Each of the main diagonals of this sudoku must contain the numbers 1 to 9 and each rectangle width the numbers 1 to 4.

The puzzle can be solved with the help of small clue-numbers which are either placed on the border lines between selected pairs of neighbouring squares of the grid or placed after slash marks on. . . .

Two sudokus in one. Challenge yourself to make the necessary connections.

Two sudokus in one. Challenge yourself to make the necessary connections.

Do you notice anything about the solutions when you add and/or subtract consecutive negative numbers?

In this Sudoku, there are three coloured "islands" in the 9x9 grid. Within each "island" EVERY group of nine cells that form a 3x3 square must contain the numbers 1 through 9.

Four numbers on an intersection that need to be placed in the surrounding cells. That is all you need to know to solve this sudoku.

If you are given the mean, median and mode of five positive whole numbers, can you find the numbers?

There is a long tradition of creating mazes throughout history and across the world.
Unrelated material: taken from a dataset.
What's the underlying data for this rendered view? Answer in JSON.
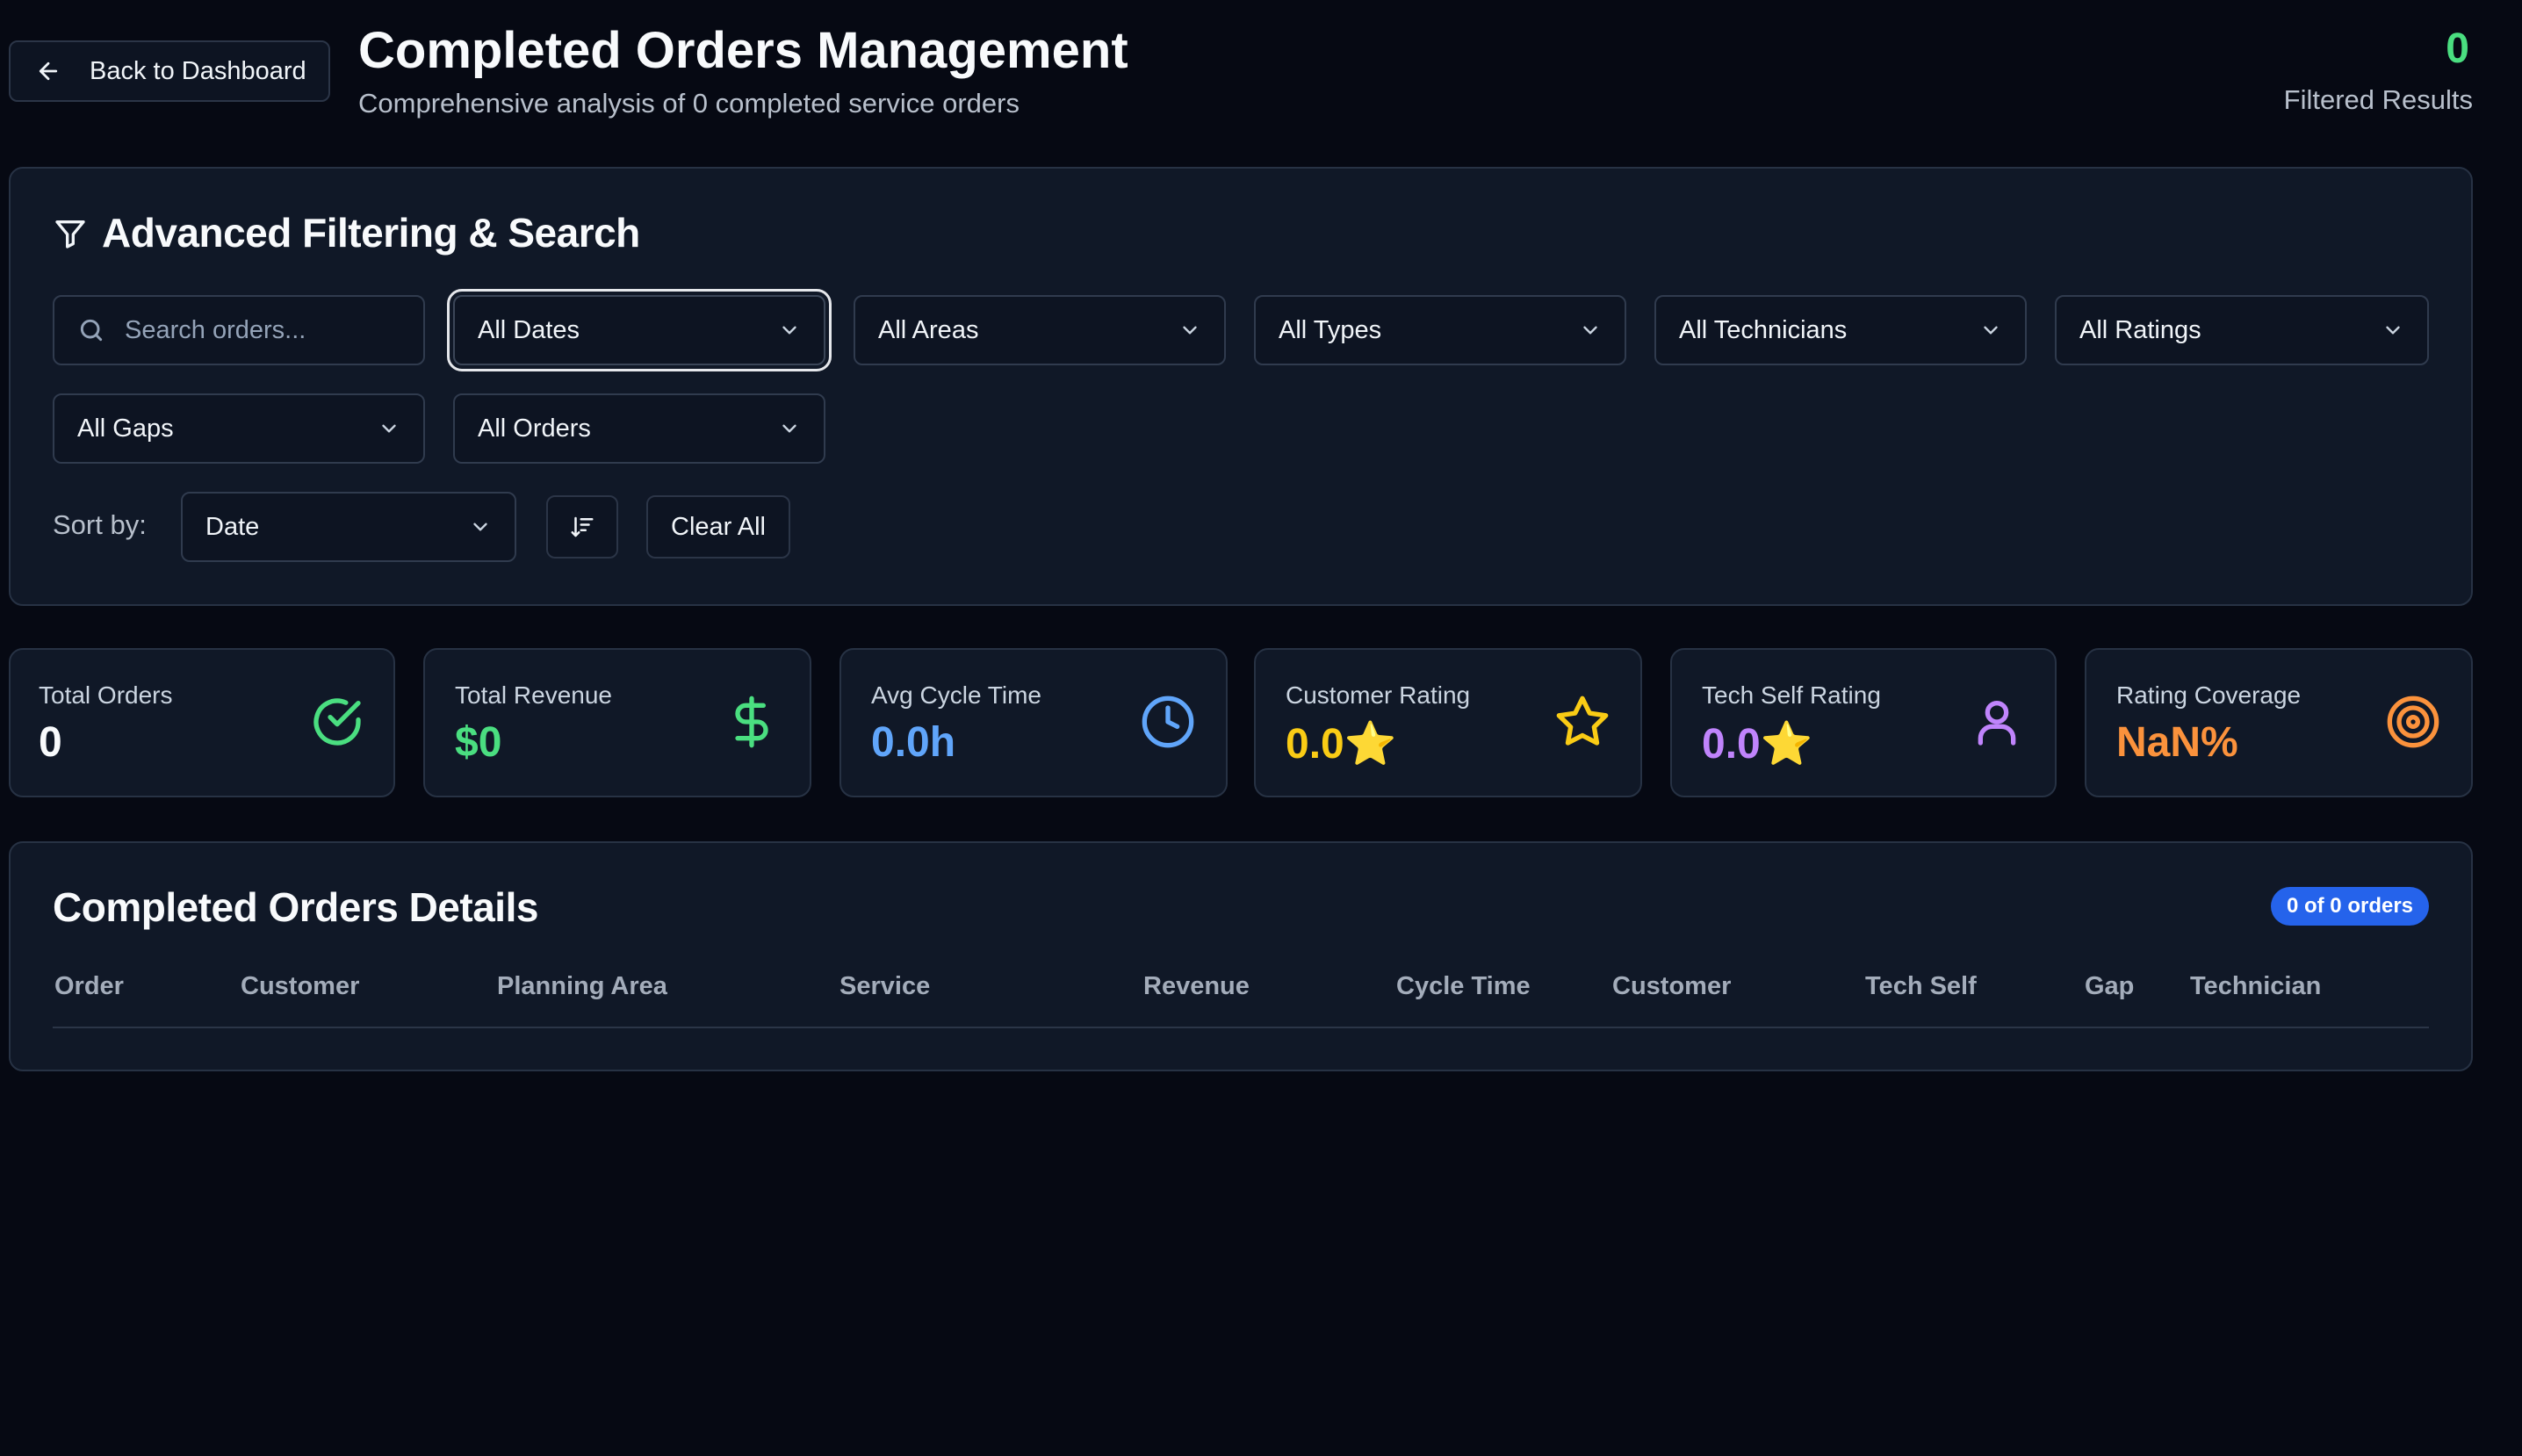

This article gives details of mazes you can visit and those that you can tackle on paper.

Place the 16 different combinations of cup/saucer in this 4 by 4 arrangement so that no row or column contains more than one cup or saucer of the same colour.

Find all the ways of placing the numbers 1 to 9 on a W shape, with 3 numbers on each leg, so that each set of 3 numbers has the same total.